    Only thing missing from Sunday’s 28-17 not-nearly-as-close-as-the-score-indicates loss to the 49ers was a major injury, an Ebola outbreak and perhaps an elevator video of Jerry Jones knocking out the team’s mascot, Rowdy.

    Seriously, you couldn’t have scripted a more revolting debut.

    Tony Romo was hesitant, rusty and awful. The play-calling – despite a third offensive coordinator in the last three seasons – looked all too familiar. Tyron Smith seemed human. No one in the Cowboys’ secondary got a hand on a pass. And even AT&T Stadium was littered with noticeable patches of 49ers’ red.

    San Francisco, remember, was playing without three key defenders in NaVorro Bowman, Glenn Dorsey and Aldon Smith. Yet after the first quarter the 49ers had run four offensive plays – and built a 21-3 lead.

    Romo promised to make better decisions. Jason Garrett calmly reacted as if he’d simply dropped his butter knife, and as though he hadn’t actually witnessed a football game and had to watch it again on tape to make sure he saw what he thought he might have seen.

    There was no urgency. There was no anger. There is little hope.

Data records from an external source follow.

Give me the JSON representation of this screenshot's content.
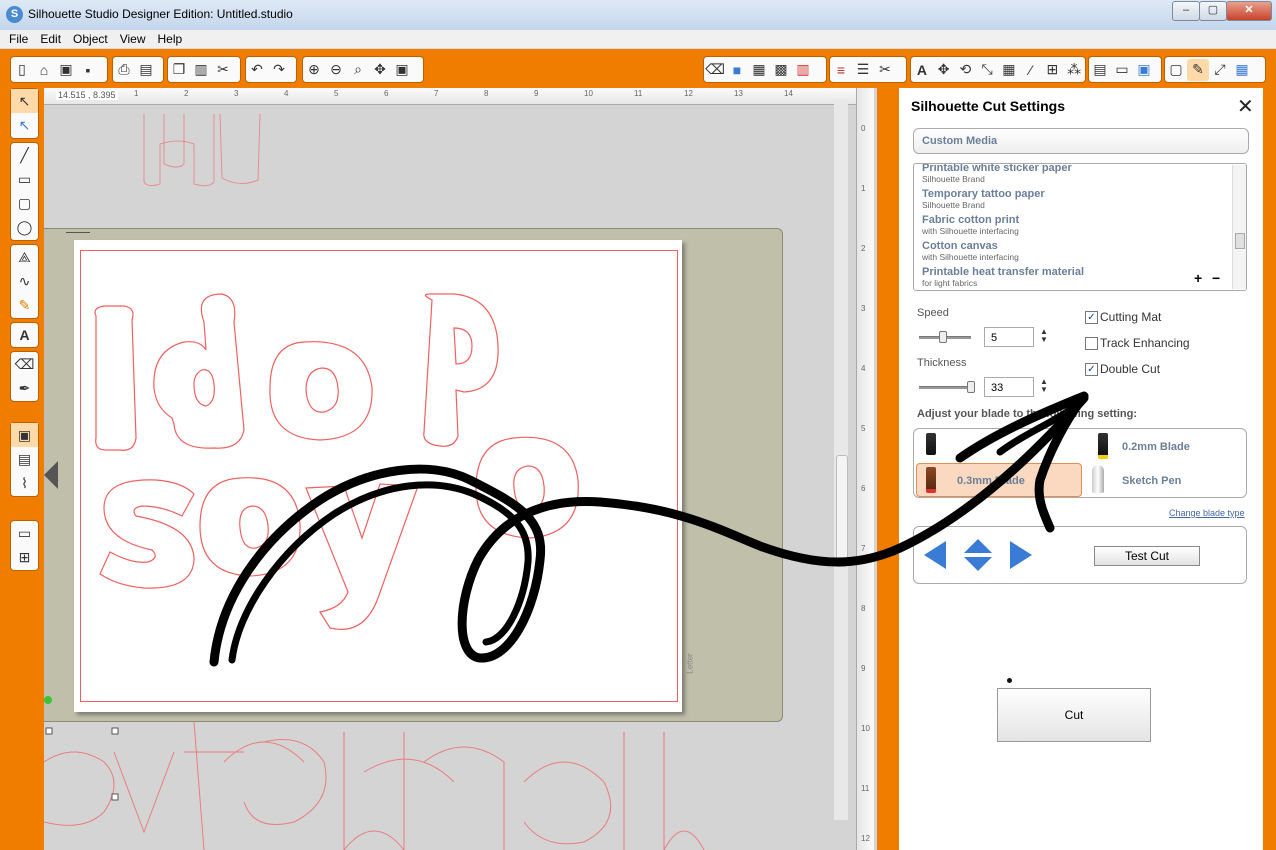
{
  "window": {
    "app_letter": "S",
    "title": "Silhouette Studio Designer Edition: Untitled.studio",
    "minimize": "–",
    "maximize": "▢",
    "close": "✕"
  },
  "menu": [
    "File",
    "Edit",
    "Object",
    "View",
    "Help"
  ],
  "canvas": {
    "coordinates": "14.515 , 8.395",
    "ruler_top": [
      "1",
      "2",
      "3",
      "4",
      "5",
      "6",
      "7",
      "8",
      "9",
      "10",
      "11",
      "12",
      "13",
      "14"
    ],
    "ruler_right": [
      "0",
      "1",
      "2",
      "3",
      "4",
      "5",
      "6",
      "7",
      "8",
      "9",
      "10",
      "11",
      "12"
    ],
    "mat_label": "Letter"
  },
  "panel": {
    "title": "Silhouette Cut Settings",
    "close": "✕",
    "media_selected": "Custom Media",
    "media_items": [
      {
        "name": "Printable white sticker paper",
        "sub": "Silhouette Brand"
      },
      {
        "name": "Temporary tattoo paper",
        "sub": "Silhouette Brand"
      },
      {
        "name": "Fabric cotton print",
        "sub": "with Silhouette interfacing"
      },
      {
        "name": "Cotton canvas",
        "sub": "with Silhouette interfacing"
      },
      {
        "name": "Printable heat transfer material",
        "sub": "for light fabrics"
      }
    ],
    "add": "+",
    "remove": "−",
    "speed_label": "Speed",
    "speed_value": "5",
    "thickness_label": "Thickness",
    "thickness_value": "33",
    "cutting_mat": "Cutting Mat",
    "track_enhancing": "Track Enhancing",
    "double_cut": "Double Cut",
    "blade_heading": "Adjust your blade to the following setting:",
    "blades": [
      "0.2mm Blade",
      "0.3mm Blade",
      "Sketch Pen"
    ],
    "change_blade": "Change blade type",
    "test_cut": "Test Cut",
    "cut": "Cut"
  },
  "colors": {
    "accent": "#f07d00",
    "outline": "#f06060",
    "scribble": "#000000"
  }
}
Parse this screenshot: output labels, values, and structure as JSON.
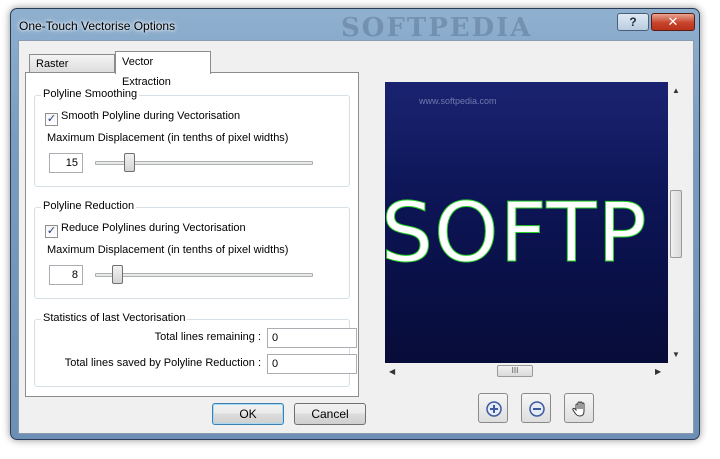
{
  "window": {
    "title": "One-Touch Vectorise Options",
    "watermark": "SOFTPEDIA",
    "help_label": "?",
    "close_label": "✕"
  },
  "tabs": [
    {
      "label": "Raster Thinning",
      "active": false
    },
    {
      "label": "Vector Extraction",
      "active": true
    }
  ],
  "smoothing": {
    "legend": "Polyline Smoothing",
    "checkbox_label": "Smooth Polyline during Vectorisation",
    "checked": true,
    "displacement_label": "Maximum Displacement (in tenths of pixel widths)",
    "value": "15",
    "slider_fraction": 0.14
  },
  "reduction": {
    "legend": "Polyline Reduction",
    "checkbox_label": "Reduce Polylines during Vectorisation",
    "checked": true,
    "displacement_label": "Maximum Displacement (in tenths of pixel widths)",
    "value": "8",
    "slider_fraction": 0.08
  },
  "statistics": {
    "legend": "Statistics of last Vectorisation",
    "remaining_label": "Total lines remaining :",
    "remaining_value": "0",
    "saved_label": "Total lines saved by Polyline Reduction :",
    "saved_value": "0"
  },
  "buttons": {
    "ok": "OK",
    "cancel": "Cancel"
  },
  "preview": {
    "watermark": "www.softpedia.com",
    "text": "SOFTP",
    "hscroll_grip": "III"
  },
  "icons": {
    "zoom_in": "zoom-in-icon",
    "zoom_out": "zoom-out-icon",
    "pan": "hand-pan-icon"
  },
  "colors": {
    "outline": "#28d028",
    "canvas_bg": "#0c1454"
  }
}
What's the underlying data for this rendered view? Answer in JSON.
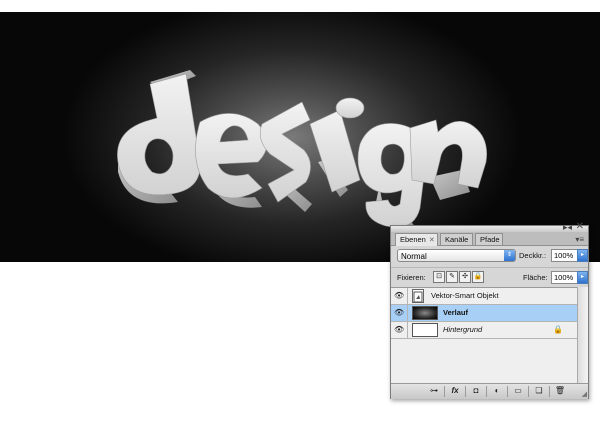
{
  "canvas": {
    "artwork_text": "design",
    "background_gradient": [
      "#7a7a7a",
      "#070707"
    ],
    "letter_face_color": "#e4e4e4",
    "letter_side_color": "#b0b0b0"
  },
  "layers_panel": {
    "collapse_glyph": "▸◂",
    "close_glyph": "✕",
    "tabs": [
      {
        "label": "Ebenen",
        "active": true,
        "close": "✕"
      },
      {
        "label": "Kanäle",
        "active": false
      },
      {
        "label": "Pfade",
        "active": false
      }
    ],
    "menu_glyph": "▾≡",
    "blend_mode": "Normal",
    "blend_arrow": "⇕",
    "opacity_label": "Deckkr.:",
    "opacity_value": "100%",
    "stepper_glyph": "▸",
    "lock_label": "Fixieren:",
    "lock_icons": [
      "lock-transparent-icon",
      "brush-icon",
      "move-icon",
      "lock-icon"
    ],
    "lock_glyphs": [
      "⊡",
      "✎",
      "✣",
      "🔒"
    ],
    "fill_label": "Fläche:",
    "fill_value": "100%",
    "eye_glyph": "👁",
    "layers": [
      {
        "name": "Vektor-Smart Objekt",
        "selected": false,
        "italic": false,
        "bold": false,
        "thumbnail": "smart-object-icon",
        "locked": false
      },
      {
        "name": "Verlauf",
        "selected": true,
        "italic": false,
        "bold": true,
        "thumbnail": "gradient-thumbnail",
        "locked": false
      },
      {
        "name": "Hintergrund",
        "selected": false,
        "italic": true,
        "bold": false,
        "thumbnail": "white-thumbnail",
        "locked": true
      }
    ],
    "layer_lock_glyph": "🔒",
    "bottom_buttons": [
      {
        "name": "link-layers-icon",
        "glyph": "⊶"
      },
      {
        "name": "fx-icon",
        "glyph": "fx"
      },
      {
        "name": "layer-mask-icon",
        "glyph": "◘"
      },
      {
        "name": "adjustment-layer-icon",
        "glyph": "◐"
      },
      {
        "name": "new-group-icon",
        "glyph": "▭"
      },
      {
        "name": "new-layer-icon",
        "glyph": "❏"
      },
      {
        "name": "trash-icon",
        "glyph": "🗑"
      }
    ],
    "resize_glyph": "◢",
    "accent_color": "#a8d0f6"
  }
}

    The game was over at 28-3 at halftime. It was the largest intermission deficit ever for the Cowboys, who have been playing football since 1960. The second half had all the intensity of a pre-season game. The 49ers took their foot off the Cowboys’ neck, didn’t score in the second half and still were never threatened in the least. This was mercy, and it should have featured a running clock to avoid further embarrassment.

    Can’t remember the Cowboys being dominated like that in an opener since a 35-17 loss to the Vikings in Bill Parcells’ second year in 2004. That team limped to 6-10.

    If Sunday was any indication, these Cowboys will be lucky to get to that record.
     

    A native Texan who was born in Duncanville and graduated from UT-Arlington, Richie Whitt has been a mainstay in the Metroplex media since 1986. He’s held prominent roles on all media platforms including newspaper (Fort Worth Star-Telegram, Dallas Observer), radio (105.3 The Fan) and TV (co-host on TXA 21 and numerous guest appearances, including NBC 5). He currently lives in McKinney with his wife, Sybil, and two very spoiled dogs.